Five young people made public confession of faith in Doon’s afternoon service, May 5. Their pastor chose I Peter 5:8, 9 as his text, preaching on, “Exhorted to Vigilance,” suitable for young and old; but specially directed to those who would be celebrants at the Lord’s Table for the first time the following Sunday.
Lynden’s pastor, Rev. Woudenberg, has inaugurated a group discussion series with “Understanding Ourselves in Relation to Others” as the subject to be discussed. Two groups have been formed, one meeting on Tuesday evenings and the other on the following evening. This is quite a challenging undertaking and will, no doubt, be very beneficial to all the members, especially because this psychology study will be under the direction of a minister of the Gospel who uses the Bible as his text-book.
The Reformed Witness Hour has secured another outlet—this one in Lynden, Wash., on station KLYN-FM. May 5 carried the sermon of Prof. H. Hanko on “Submission to Government,” the answer to the spirit of lawlessness prevailing in the world today. This station is also being used by Lynden’s small congregation as a witness by broadcasting a taped service of the previous week. The musical portion of the program is by the Radio Choir of Grand Rapids, and has been spliced into the hour-long tape which carries the sermon of Rev. Woudenberg of the past Sunday. This service is on the air at 2 P.M. and the Reformed Witness Hour is at 4 P.M. each Sunday. Congratulations, Lynden!
The above paragraph naturally calls our attention to the great amount of work that is accomplished by a small number of people on the Radio Committee. This dedicated group of workers tirelessly perform the duties related to the taping of sermons, mailing of tapes, securing the speakers, the purchase of prime time on your local station, paying the bills, and making decisions which result in flawless radio programming. Have you ever sat down to write the Radio Committee a letter of appreciation? Our program is one of the few which does not beg for responses—so our responses must be voluntary. Will you be such a volunteer this week? The address is: The Reformed Witness Hour, P.O. Box 1230, Grand Rapids, Mich. 49501.
Redland’s May 5 bulletin carried a reminder for the young people of the Young People’s Convention to be held in far-off Grand Rapids, Mich., in August. That is quite an event for their delegates, to which they can look forward!
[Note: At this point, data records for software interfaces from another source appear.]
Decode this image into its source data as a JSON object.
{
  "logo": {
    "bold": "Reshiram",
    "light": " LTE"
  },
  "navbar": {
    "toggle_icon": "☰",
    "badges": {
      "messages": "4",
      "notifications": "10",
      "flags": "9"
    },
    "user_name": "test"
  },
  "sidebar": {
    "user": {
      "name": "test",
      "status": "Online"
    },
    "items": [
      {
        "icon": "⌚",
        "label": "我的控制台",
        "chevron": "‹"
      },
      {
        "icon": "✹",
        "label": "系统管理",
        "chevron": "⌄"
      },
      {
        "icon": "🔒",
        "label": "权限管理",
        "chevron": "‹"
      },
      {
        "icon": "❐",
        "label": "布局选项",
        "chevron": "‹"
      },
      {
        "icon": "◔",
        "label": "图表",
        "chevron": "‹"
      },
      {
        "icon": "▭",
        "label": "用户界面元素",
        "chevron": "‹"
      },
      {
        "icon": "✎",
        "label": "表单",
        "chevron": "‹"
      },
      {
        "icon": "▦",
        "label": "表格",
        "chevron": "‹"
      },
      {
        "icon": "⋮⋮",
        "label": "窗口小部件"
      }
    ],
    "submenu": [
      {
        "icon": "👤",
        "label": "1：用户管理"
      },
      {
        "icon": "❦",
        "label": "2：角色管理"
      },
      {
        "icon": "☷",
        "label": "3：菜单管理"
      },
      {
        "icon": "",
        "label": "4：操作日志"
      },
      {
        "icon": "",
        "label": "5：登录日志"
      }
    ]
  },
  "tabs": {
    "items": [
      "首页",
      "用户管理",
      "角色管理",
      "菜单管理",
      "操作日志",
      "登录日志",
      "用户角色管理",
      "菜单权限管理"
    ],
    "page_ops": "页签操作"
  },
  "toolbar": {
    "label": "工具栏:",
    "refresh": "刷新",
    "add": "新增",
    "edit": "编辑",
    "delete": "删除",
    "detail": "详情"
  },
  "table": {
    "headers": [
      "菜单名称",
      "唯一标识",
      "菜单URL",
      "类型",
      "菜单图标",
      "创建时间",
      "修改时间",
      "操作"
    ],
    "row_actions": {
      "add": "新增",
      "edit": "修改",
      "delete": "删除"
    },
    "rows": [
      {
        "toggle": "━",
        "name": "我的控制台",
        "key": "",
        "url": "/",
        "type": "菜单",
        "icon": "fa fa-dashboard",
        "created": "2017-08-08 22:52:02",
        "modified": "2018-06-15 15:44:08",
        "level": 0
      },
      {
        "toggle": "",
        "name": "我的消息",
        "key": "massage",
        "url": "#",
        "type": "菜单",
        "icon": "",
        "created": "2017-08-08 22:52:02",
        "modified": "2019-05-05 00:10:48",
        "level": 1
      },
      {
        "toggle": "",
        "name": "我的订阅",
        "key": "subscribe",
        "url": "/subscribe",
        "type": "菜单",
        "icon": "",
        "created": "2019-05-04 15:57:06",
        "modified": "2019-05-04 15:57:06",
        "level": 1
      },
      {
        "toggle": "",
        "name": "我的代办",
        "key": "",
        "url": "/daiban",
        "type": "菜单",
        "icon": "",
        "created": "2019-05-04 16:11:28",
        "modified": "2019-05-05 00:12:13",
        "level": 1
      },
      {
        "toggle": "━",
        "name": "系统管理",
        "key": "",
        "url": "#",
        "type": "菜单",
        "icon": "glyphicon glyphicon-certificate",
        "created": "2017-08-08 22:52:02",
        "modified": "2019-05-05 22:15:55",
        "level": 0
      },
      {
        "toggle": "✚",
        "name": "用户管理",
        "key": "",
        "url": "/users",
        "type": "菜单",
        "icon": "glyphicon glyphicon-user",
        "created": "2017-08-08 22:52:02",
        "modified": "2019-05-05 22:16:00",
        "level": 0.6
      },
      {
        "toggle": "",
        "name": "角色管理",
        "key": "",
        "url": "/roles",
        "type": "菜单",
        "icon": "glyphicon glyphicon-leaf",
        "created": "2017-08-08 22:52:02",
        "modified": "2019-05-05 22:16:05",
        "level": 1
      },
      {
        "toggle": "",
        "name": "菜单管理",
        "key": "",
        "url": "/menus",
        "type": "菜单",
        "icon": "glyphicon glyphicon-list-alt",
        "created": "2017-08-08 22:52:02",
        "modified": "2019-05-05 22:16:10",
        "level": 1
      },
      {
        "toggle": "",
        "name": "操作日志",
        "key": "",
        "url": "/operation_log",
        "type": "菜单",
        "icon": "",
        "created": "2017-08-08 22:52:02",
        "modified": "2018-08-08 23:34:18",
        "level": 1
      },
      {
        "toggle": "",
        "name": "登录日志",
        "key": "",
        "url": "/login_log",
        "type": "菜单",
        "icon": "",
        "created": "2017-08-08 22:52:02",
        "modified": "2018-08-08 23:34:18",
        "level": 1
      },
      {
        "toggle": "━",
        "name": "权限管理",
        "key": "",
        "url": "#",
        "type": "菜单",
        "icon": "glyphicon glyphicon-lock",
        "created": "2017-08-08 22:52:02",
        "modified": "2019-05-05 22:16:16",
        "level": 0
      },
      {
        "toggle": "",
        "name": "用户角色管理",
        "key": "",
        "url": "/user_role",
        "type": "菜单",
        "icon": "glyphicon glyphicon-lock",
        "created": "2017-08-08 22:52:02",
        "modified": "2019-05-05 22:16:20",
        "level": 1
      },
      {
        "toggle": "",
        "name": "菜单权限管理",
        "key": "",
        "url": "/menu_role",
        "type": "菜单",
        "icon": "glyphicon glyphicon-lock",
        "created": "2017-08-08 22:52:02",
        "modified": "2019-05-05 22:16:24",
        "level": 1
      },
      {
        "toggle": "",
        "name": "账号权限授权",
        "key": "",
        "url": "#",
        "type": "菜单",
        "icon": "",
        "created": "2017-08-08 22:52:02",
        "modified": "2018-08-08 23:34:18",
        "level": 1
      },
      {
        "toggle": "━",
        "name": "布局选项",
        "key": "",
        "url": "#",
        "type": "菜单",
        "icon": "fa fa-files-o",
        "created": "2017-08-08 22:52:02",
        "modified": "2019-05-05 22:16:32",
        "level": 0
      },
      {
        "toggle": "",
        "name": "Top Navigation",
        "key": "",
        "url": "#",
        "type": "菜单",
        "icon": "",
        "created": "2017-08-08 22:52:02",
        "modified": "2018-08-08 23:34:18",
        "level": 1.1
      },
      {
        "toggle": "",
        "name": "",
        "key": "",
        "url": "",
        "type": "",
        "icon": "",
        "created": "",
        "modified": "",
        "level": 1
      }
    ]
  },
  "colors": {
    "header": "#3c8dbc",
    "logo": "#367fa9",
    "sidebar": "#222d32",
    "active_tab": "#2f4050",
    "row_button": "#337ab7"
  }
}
The League of Mr. and Mrs. Societies met Friday evening, May 10, in Southwest Church. Prof. H.C. Hoeksema was the speaker, who was asked to speak on, “Our Calling as Reformed Christians with respect to Social and Political Involvement.” Special music was provided by a male quartet, and refreshments were served in the renovated church parlors.
Hudsonville’s congregation shared in celebrating the 95th birthday anniversary of one of their members, Mr. Cornelius Woudwijk, with an “open house” in the church basement from 3 P.M. to 9 P.M. May 1.
Joanna Schwarz, 5th grade reporter of Loveland’s school Ledger, writes, “The boys are digging a tunnel in the ground,” but neglects to divulge the aim of the other end of it. Could it be a secret return to the schoolroom? From the same Ledgerwe learn that their school has existed seven years, with four grades for the first few years, and now including six grades. The last increase necessitated the moving of a wall of the schoolroom in August of 1967. The Ledgerreveals an ever-increasing awareness of the desirability of additional grades as soon as it becomes economically possible.
. . . see you in church.